There will be a Commonwealth Day Service in Westminster Abbey during the course of the day, attended by senior members of the British royal family and Commonwealth representatives, which unfortunately the 95 year old Queen Elizabeth II will not be able to attend, and while there will be a spirit of celebration there will also no doubt be a feeling of concern for those suffering in Ukraine at the hands of Putin’s military gangs.
This year, therefore, to mark Commonwealth Day this Blog draws attention to the role immigrant Ukrainians have played in Commonwealth countries and in particular in Canada which celebrated its Ukrainian community by the issue of a se-tenant block of 4 stamps on 29 August 1991 marking the Centenary of the first arrival of Ukrainian immigrants in Canada.
The first officially recorded Ukrainian immigrants to Canada were Ivan Pylypiw and Wasyl Eleniak whose arrival in Canada is documented as taking place on 7 September 1891 though Ukrainian names are recorded in official records well before then, such Ivan Ruchkowsky and Andrew Yankowsky who were in regiments brought from Europe to Canada to fight against the American invasion of Canada of 1812 (even then Ukrainians were resisting unwelcome invaders).
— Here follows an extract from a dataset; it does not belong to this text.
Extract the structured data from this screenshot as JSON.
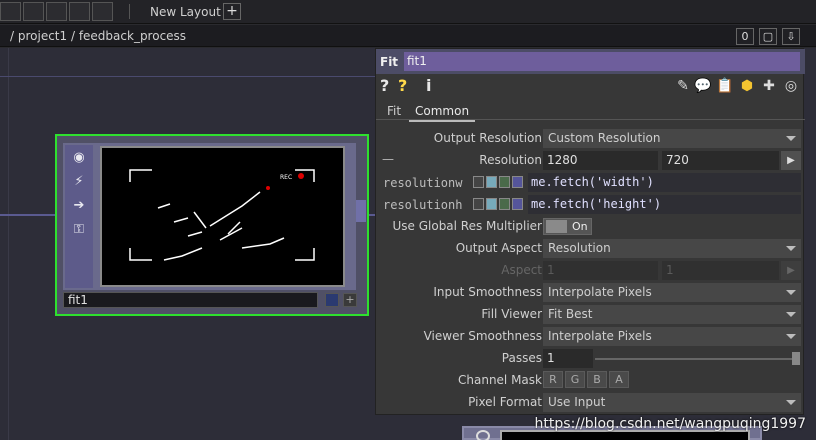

In 1874 Ukrainian-speaking Mennonites arrived from south-central Ukraine to settle in southern Manitoba. They brought with them a hardy variety of wheat - Kharkov - which was necessarily frost-resistant and which became known as Alberta Red Winter wheat.
The first two above named officially recognised Ukrainian immigrants arrived in Montreal on board the steamship SS Oregon and then moved on to Winnipeg. They were the first of many Ukrainians to set out for Canada from their homeland where they were treated as third class citizens by the Tsarist Russians who ruled them in the east and the Austro-Hungarian elite who ruled them in Western Ukraine and by 1914 approximately 200000 Ukrainians had settled in Canada. Now, once more, millions of Ukrainians are being forced to flee their own country, not by the action of Tsarists but by the armed forces of Putin’s kleptocratic state.
It seems fitting therefore to recall on this Commonwealth Day, not just the entity of The Commonwealth itself, but the millions of peoples who live within its boundaries who immigrated into its territories in the hope of a better life. This 1991 Canada stamp issue is a particularly poignant reminder of the early Ukrainians who migrated to the free lands of The Commonwealth at a time when Ukrainians are once more being forced to flee from Russian oppression and terror.
See also Blogs 932, 1191, 1406, 1617 and 1841.